Look through the entries below. Say how many lines include "pakket", with nothing added.

-- Opening Marker --

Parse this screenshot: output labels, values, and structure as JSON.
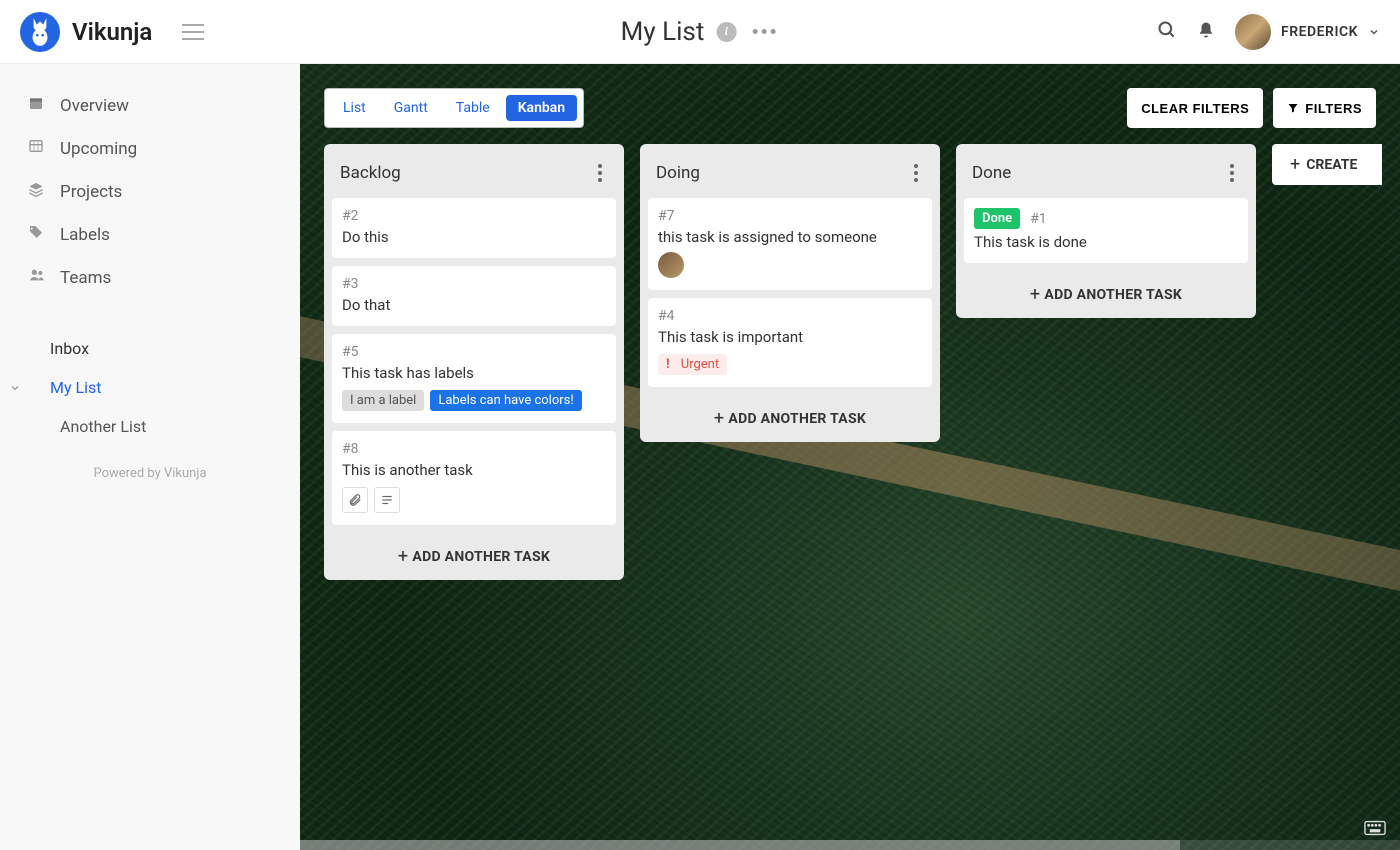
{
  "app_name": "Vikunja",
  "header": {
    "list_title": "My List",
    "user_name": "FREDERICK"
  },
  "sidebar": {
    "nav": [
      {
        "label": "Overview"
      },
      {
        "label": "Upcoming"
      },
      {
        "label": "Projects"
      },
      {
        "label": "Labels"
      },
      {
        "label": "Teams"
      }
    ],
    "inbox_label": "Inbox",
    "active_list": "My List",
    "other_list": "Another List",
    "powered": "Powered by Vikunja"
  },
  "views": {
    "list": "List",
    "gantt": "Gantt",
    "table": "Table",
    "kanban": "Kanban"
  },
  "filters": {
    "clear": "CLEAR FILTERS",
    "filters": "FILTERS"
  },
  "create_bucket": "CREATE",
  "add_another_task": "ADD ANOTHER TASK",
  "columns": [
    {
      "title": "Backlog",
      "cards": [
        {
          "id": "#2",
          "title": "Do this"
        },
        {
          "id": "#3",
          "title": "Do that"
        },
        {
          "id": "#5",
          "title": "This task has labels",
          "labels": [
            {
              "text": "I am a label",
              "cls": "label-grey"
            },
            {
              "text": "Labels can have colors!",
              "cls": "label-blue"
            }
          ]
        },
        {
          "id": "#8",
          "title": "This is another task",
          "meta_icons": true
        }
      ]
    },
    {
      "title": "Doing",
      "cards": [
        {
          "id": "#7",
          "title": "this task is assigned to someone",
          "assignee": true
        },
        {
          "id": "#4",
          "title": "This task is important",
          "urgent": "Urgent"
        }
      ]
    },
    {
      "title": "Done",
      "cards": [
        {
          "id": "#1",
          "title": "This task is done",
          "done_badge": "Done"
        }
      ]
    }
  ]
}
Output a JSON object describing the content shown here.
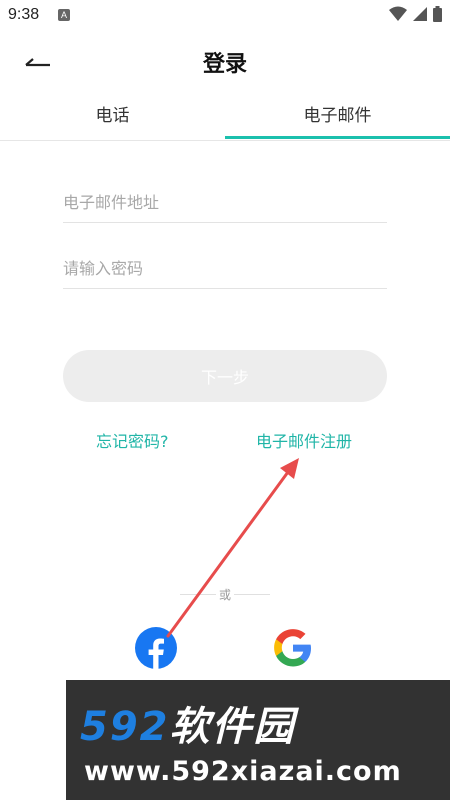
{
  "status_bar": {
    "time": "9:38",
    "app_icon": "A"
  },
  "header": {
    "back_icon": "back-arrow-icon",
    "title": "登录"
  },
  "tabs": [
    {
      "label": "电话",
      "active": false
    },
    {
      "label": "电子邮件",
      "active": true
    }
  ],
  "form": {
    "email_placeholder": "电子邮件地址",
    "password_placeholder": "请输入密码",
    "next_label": "下一步"
  },
  "links": {
    "forgot_password": "忘记密码?",
    "email_register": "电子邮件注册"
  },
  "divider_text": "或",
  "social": [
    {
      "name": "facebook",
      "icon": "facebook-icon",
      "color": "#1877f2"
    },
    {
      "name": "google",
      "icon": "google-icon"
    }
  ],
  "watermark": {
    "brand_num": "592",
    "brand_cn": "软件园",
    "url": "www.592xiazai.com"
  },
  "colors": {
    "accent": "#1bc0ad",
    "annotation_arrow": "#e74c4c",
    "button_disabled": "#ededed"
  }
}
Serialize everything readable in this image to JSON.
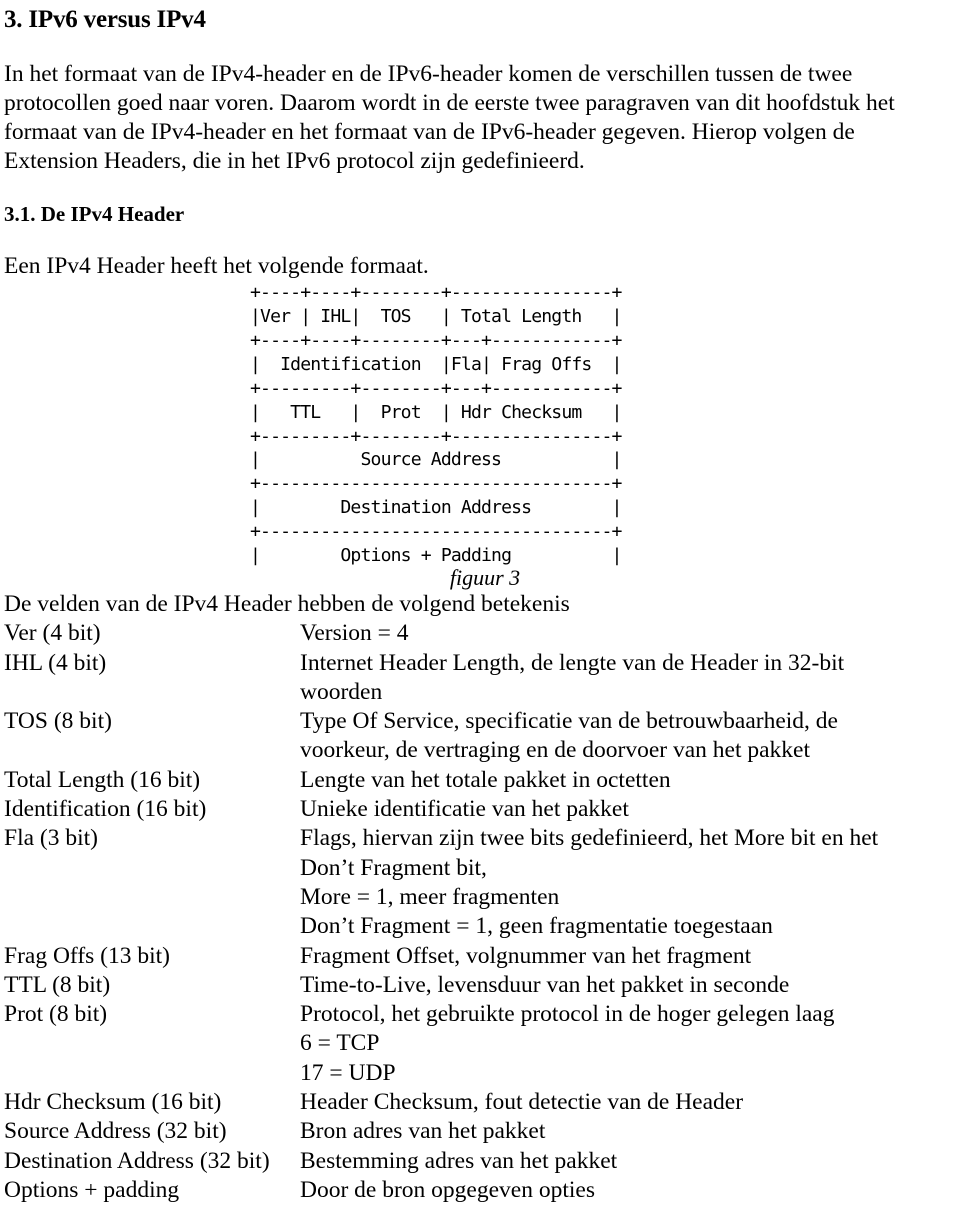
{
  "document": {
    "heading": "3. IPv6 versus IPv4",
    "intro_paragraph": "In het formaat van de IPv4-header en de IPv6-header komen de verschillen tussen de twee protocollen goed naar voren. Daarom wordt in de eerste twee paragraven van dit hoofdstuk het formaat van de IPv4-header en het formaat van de IPv6-header gegeven. Hierop volgen de Extension Headers, die in het IPv6 protocol zijn gedefinieerd.",
    "subheading": "3.1. De IPv4 Header",
    "figure_intro": "Een IPv4 Header heeft het volgende formaat.",
    "figure_caption": "figuur 3",
    "figure_ascii": "+----+----+--------+----------------+\n|Ver | IHL|  TOS   | Total Length   |\n+----+----+--------+---+------------+\n|  Identification  |Fla| Frag Offs  |\n+---------+--------+---+------------+\n|   TTL   |  Prot  | Hdr Checksum   |\n+---------+--------+----------------+\n|          Source Address           |\n+-----------------------------------+\n|        Destination Address        |\n+-----------------------------------+\n|        Options + Padding          |",
    "fields_intro": "De velden van de IPv4 Header hebben de volgend betekenis",
    "fields": [
      {
        "term": "Ver (4 bit)",
        "lines": [
          "Version = 4"
        ]
      },
      {
        "term": "IHL (4 bit)",
        "lines": [
          "Internet Header Length, de lengte van de Header in 32-bit",
          "woorden"
        ]
      },
      {
        "term": "TOS (8 bit)",
        "lines": [
          "Type Of Service, specificatie van de betrouwbaarheid, de",
          "voorkeur, de vertraging en de doorvoer van het pakket"
        ]
      },
      {
        "term": "Total Length (16 bit)",
        "lines": [
          "Lengte van het totale pakket in octetten"
        ]
      },
      {
        "term": "Identification (16 bit)",
        "lines": [
          "Unieke identificatie van het pakket"
        ]
      },
      {
        "term": "Fla (3 bit)",
        "lines": [
          "Flags, hiervan zijn twee bits gedefinieerd, het More bit en het",
          "Don’t Fragment bit,",
          "More = 1, meer fragmenten",
          "Don’t Fragment = 1, geen fragmentatie toegestaan"
        ]
      },
      {
        "term": "Frag Offs (13 bit)",
        "lines": [
          "Fragment Offset, volgnummer van het fragment"
        ]
      },
      {
        "term": "TTL (8 bit)",
        "lines": [
          "Time-to-Live, levensduur van het pakket in seconde"
        ]
      },
      {
        "term": "Prot (8 bit)",
        "lines": [
          "Protocol, het gebruikte protocol in de hoger gelegen laag",
          "6 = TCP",
          "17 = UDP"
        ]
      },
      {
        "term": "Hdr Checksum (16 bit)",
        "lines": [
          "Header Checksum, fout detectie van de Header"
        ]
      },
      {
        "term": "Source Address (32 bit)",
        "lines": [
          "Bron adres van het pakket"
        ]
      },
      {
        "term": "Destination Address (32 bit)",
        "lines": [
          "Bestemming adres van het pakket"
        ]
      },
      {
        "term": "Options + padding",
        "lines": [
          "Door de bron opgegeven opties"
        ]
      }
    ]
  }
}
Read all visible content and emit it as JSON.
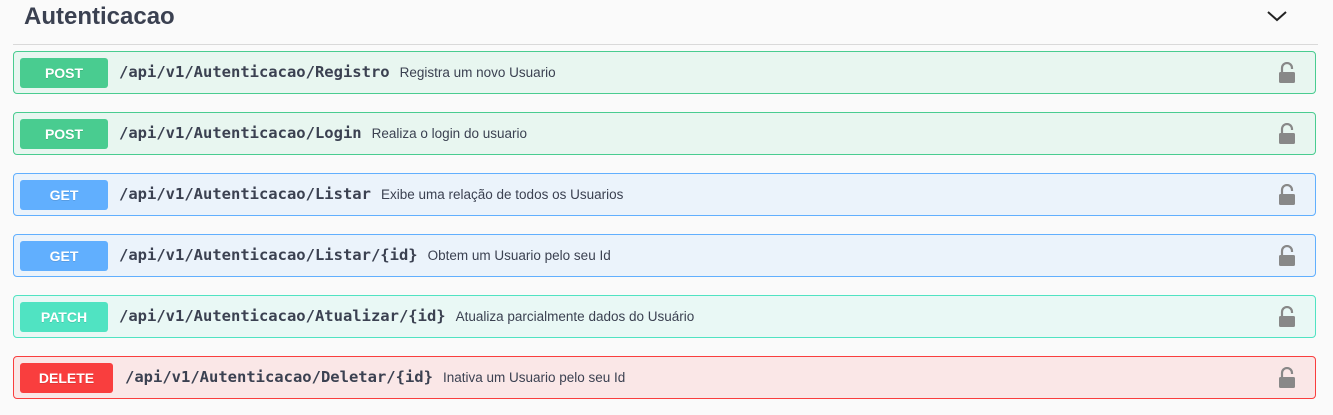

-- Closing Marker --

_Exercise result_. 6